Given entries >>
※
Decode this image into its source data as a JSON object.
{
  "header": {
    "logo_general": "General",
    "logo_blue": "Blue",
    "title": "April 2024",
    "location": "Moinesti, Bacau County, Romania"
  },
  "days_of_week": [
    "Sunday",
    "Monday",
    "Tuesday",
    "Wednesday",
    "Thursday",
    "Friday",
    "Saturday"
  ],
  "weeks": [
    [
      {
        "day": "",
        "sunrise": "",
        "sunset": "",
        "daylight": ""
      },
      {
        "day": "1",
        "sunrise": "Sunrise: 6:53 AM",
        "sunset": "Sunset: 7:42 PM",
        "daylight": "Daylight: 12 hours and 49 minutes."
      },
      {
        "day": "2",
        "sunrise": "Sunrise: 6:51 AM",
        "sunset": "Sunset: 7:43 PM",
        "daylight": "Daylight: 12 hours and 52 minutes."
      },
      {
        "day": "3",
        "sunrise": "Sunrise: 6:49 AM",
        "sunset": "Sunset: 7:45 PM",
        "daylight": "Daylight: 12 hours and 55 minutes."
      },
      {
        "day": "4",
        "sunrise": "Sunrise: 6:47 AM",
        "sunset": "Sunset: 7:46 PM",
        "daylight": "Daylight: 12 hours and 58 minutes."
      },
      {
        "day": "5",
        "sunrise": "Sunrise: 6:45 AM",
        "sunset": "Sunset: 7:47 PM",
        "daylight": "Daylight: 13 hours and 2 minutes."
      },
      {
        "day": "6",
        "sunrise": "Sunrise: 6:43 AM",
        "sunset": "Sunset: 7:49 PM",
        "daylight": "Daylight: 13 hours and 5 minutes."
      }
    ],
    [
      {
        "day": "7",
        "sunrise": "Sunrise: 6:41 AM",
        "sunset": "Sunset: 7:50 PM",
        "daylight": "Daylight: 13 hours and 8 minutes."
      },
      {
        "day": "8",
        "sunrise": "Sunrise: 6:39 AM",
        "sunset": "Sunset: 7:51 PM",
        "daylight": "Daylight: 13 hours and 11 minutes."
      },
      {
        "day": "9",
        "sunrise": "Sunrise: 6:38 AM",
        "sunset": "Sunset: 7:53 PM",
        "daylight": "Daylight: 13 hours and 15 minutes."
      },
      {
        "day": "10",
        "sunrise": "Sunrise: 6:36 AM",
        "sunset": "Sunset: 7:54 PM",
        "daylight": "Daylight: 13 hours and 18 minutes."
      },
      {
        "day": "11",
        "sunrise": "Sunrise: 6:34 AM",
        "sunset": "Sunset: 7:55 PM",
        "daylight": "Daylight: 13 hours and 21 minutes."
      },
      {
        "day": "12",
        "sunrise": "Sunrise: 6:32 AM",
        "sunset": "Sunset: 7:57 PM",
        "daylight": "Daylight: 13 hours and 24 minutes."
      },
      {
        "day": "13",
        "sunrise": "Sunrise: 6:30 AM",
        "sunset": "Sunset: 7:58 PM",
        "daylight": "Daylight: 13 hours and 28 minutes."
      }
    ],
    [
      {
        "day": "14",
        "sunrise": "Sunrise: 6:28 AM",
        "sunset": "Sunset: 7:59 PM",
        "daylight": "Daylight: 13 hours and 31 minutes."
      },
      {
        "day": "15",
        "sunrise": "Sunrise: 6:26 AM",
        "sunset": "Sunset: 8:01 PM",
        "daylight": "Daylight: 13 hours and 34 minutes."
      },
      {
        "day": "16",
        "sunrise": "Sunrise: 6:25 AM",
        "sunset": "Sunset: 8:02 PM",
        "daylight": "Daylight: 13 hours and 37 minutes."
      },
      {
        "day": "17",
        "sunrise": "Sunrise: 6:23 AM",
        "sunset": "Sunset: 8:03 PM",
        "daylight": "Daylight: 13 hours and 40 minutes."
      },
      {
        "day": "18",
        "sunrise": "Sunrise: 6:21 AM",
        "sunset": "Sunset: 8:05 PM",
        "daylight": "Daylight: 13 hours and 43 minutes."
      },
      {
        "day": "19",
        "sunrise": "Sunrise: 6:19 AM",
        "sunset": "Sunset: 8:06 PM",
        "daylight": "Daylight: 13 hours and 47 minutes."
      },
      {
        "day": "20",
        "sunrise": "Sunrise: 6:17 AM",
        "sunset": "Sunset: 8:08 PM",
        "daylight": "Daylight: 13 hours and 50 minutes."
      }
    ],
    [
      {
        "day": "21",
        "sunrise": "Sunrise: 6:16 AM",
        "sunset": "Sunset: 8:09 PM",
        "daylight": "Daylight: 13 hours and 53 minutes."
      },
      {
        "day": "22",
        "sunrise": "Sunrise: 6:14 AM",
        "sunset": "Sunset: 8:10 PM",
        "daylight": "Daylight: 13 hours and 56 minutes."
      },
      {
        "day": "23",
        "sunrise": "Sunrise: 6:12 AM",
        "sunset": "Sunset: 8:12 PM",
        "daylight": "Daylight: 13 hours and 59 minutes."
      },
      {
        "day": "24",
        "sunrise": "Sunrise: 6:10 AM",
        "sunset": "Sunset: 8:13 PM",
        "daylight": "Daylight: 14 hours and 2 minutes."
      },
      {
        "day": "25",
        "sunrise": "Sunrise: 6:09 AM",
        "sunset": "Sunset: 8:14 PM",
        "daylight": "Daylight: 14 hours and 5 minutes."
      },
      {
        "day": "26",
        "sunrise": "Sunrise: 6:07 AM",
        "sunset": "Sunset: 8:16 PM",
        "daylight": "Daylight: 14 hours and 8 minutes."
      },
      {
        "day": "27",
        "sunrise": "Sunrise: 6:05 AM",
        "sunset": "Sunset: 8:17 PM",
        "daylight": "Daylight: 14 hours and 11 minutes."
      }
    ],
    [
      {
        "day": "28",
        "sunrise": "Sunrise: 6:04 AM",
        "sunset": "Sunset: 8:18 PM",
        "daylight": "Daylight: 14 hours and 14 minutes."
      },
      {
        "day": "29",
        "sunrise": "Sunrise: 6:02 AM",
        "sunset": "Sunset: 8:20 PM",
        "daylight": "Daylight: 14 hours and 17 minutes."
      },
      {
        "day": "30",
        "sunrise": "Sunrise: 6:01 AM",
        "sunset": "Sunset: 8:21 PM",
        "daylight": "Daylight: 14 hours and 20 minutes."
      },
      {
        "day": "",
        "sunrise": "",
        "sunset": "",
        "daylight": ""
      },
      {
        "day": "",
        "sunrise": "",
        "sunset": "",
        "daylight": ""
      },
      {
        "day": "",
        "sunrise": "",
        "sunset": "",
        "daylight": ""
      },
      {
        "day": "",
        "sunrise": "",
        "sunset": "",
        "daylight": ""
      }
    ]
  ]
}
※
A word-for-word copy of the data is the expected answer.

Exercise result >>
Decode this image into its source data as a JSON object.
{
  "header": {
    "logo_general": "General",
    "logo_blue": "Blue",
    "title": "April 2024",
    "location": "Moinesti, Bacau County, Romania"
  },
  "days_of_week": [
    "Sunday",
    "Monday",
    "Tuesday",
    "Wednesday",
    "Thursday",
    "Friday",
    "Saturday"
  ],
  "weeks": [
    [
      {
        "day": "",
        "sunrise": "",
        "sunset": "",
        "daylight": ""
      },
      {
        "day": "1",
        "sunrise": "Sunrise: 6:53 AM",
        "sunset": "Sunset: 7:42 PM",
        "daylight": "Daylight: 12 hours and 49 minutes."
      },
      {
        "day": "2",
        "sunrise": "Sunrise: 6:51 AM",
        "sunset": "Sunset: 7:43 PM",
        "daylight": "Daylight: 12 hours and 52 minutes."
      },
      {
        "day": "3",
        "sunrise": "Sunrise: 6:49 AM",
        "sunset": "Sunset: 7:45 PM",
        "daylight": "Daylight: 12 hours and 55 minutes."
      },
      {
        "day": "4",
        "sunrise": "Sunrise: 6:47 AM",
        "sunset": "Sunset: 7:46 PM",
        "daylight": "Daylight: 12 hours and 58 minutes."
      },
      {
        "day": "5",
        "sunrise": "Sunrise: 6:45 AM",
        "sunset": "Sunset: 7:47 PM",
        "daylight": "Daylight: 13 hours and 2 minutes."
      },
      {
        "day": "6",
        "sunrise": "Sunrise: 6:43 AM",
        "sunset": "Sunset: 7:49 PM",
        "daylight": "Daylight: 13 hours and 5 minutes."
      }
    ],
    [
      {
        "day": "7",
        "sunrise": "Sunrise: 6:41 AM",
        "sunset": "Sunset: 7:50 PM",
        "daylight": "Daylight: 13 hours and 8 minutes."
      },
      {
        "day": "8",
        "sunrise": "Sunrise: 6:39 AM",
        "sunset": "Sunset: 7:51 PM",
        "daylight": "Daylight: 13 hours and 11 minutes."
      },
      {
        "day": "9",
        "sunrise": "Sunrise: 6:38 AM",
        "sunset": "Sunset: 7:53 PM",
        "daylight": "Daylight: 13 hours and 15 minutes."
      },
      {
        "day": "10",
        "sunrise": "Sunrise: 6:36 AM",
        "sunset": "Sunset: 7:54 PM",
        "daylight": "Daylight: 13 hours and 18 minutes."
      },
      {
        "day": "11",
        "sunrise": "Sunrise: 6:34 AM",
        "sunset": "Sunset: 7:55 PM",
        "daylight": "Daylight: 13 hours and 21 minutes."
      },
      {
        "day": "12",
        "sunrise": "Sunrise: 6:32 AM",
        "sunset": "Sunset: 7:57 PM",
        "daylight": "Daylight: 13 hours and 24 minutes."
      },
      {
        "day": "13",
        "sunrise": "Sunrise: 6:30 AM",
        "sunset": "Sunset: 7:58 PM",
        "daylight": "Daylight: 13 hours and 28 minutes."
      }
    ],
    [
      {
        "day": "14",
        "sunrise": "Sunrise: 6:28 AM",
        "sunset": "Sunset: 7:59 PM",
        "daylight": "Daylight: 13 hours and 31 minutes."
      },
      {
        "day": "15",
        "sunrise": "Sunrise: 6:26 AM",
        "sunset": "Sunset: 8:01 PM",
        "daylight": "Daylight: 13 hours and 34 minutes."
      },
      {
        "day": "16",
        "sunrise": "Sunrise: 6:25 AM",
        "sunset": "Sunset: 8:02 PM",
        "daylight": "Daylight: 13 hours and 37 minutes."
      },
      {
        "day": "17",
        "sunrise": "Sunrise: 6:23 AM",
        "sunset": "Sunset: 8:03 PM",
        "daylight": "Daylight: 13 hours and 40 minutes."
      },
      {
        "day": "18",
        "sunrise": "Sunrise: 6:21 AM",
        "sunset": "Sunset: 8:05 PM",
        "daylight": "Daylight: 13 hours and 43 minutes."
      },
      {
        "day": "19",
        "sunrise": "Sunrise: 6:19 AM",
        "sunset": "Sunset: 8:06 PM",
        "daylight": "Daylight: 13 hours and 47 minutes."
      },
      {
        "day": "20",
        "sunrise": "Sunrise: 6:17 AM",
        "sunset": "Sunset: 8:08 PM",
        "daylight": "Daylight: 13 hours and 50 minutes."
      }
    ],
    [
      {
        "day": "21",
        "sunrise": "Sunrise: 6:16 AM",
        "sunset": "Sunset: 8:09 PM",
        "daylight": "Daylight: 13 hours and 53 minutes."
      },
      {
        "day": "22",
        "sunrise": "Sunrise: 6:14 AM",
        "sunset": "Sunset: 8:10 PM",
        "daylight": "Daylight: 13 hours and 56 minutes."
      },
      {
        "day": "23",
        "sunrise": "Sunrise: 6:12 AM",
        "sunset": "Sunset: 8:12 PM",
        "daylight": "Daylight: 13 hours and 59 minutes."
      },
      {
        "day": "24",
        "sunrise": "Sunrise: 6:10 AM",
        "sunset": "Sunset: 8:13 PM",
        "daylight": "Daylight: 14 hours and 2 minutes."
      },
      {
        "day": "25",
        "sunrise": "Sunrise: 6:09 AM",
        "sunset": "Sunset: 8:14 PM",
        "daylight": "Daylight: 14 hours and 5 minutes."
      },
      {
        "day": "26",
        "sunrise": "Sunrise: 6:07 AM",
        "sunset": "Sunset: 8:16 PM",
        "daylight": "Daylight: 14 hours and 8 minutes."
      },
      {
        "day": "27",
        "sunrise": "Sunrise: 6:05 AM",
        "sunset": "Sunset: 8:17 PM",
        "daylight": "Daylight: 14 hours and 11 minutes."
      }
    ],
    [
      {
        "day": "28",
        "sunrise": "Sunrise: 6:04 AM",
        "sunset": "Sunset: 8:18 PM",
        "daylight": "Daylight: 14 hours and 14 minutes."
      },
      {
        "day": "29",
        "sunrise": "Sunrise: 6:02 AM",
        "sunset": "Sunset: 8:20 PM",
        "daylight": "Daylight: 14 hours and 17 minutes."
      },
      {
        "day": "30",
        "sunrise": "Sunrise: 6:01 AM",
        "sunset": "Sunset: 8:21 PM",
        "daylight": "Daylight: 14 hours and 20 minutes."
      },
      {
        "day": "",
        "sunrise": "",
        "sunset": "",
        "daylight": ""
      },
      {
        "day": "",
        "sunrise": "",
        "sunset": "",
        "daylight": ""
      },
      {
        "day": "",
        "sunrise": "",
        "sunset": "",
        "daylight": ""
      },
      {
        "day": "",
        "sunrise": "",
        "sunset": "",
        "daylight": ""
      }
    ]
  ]
}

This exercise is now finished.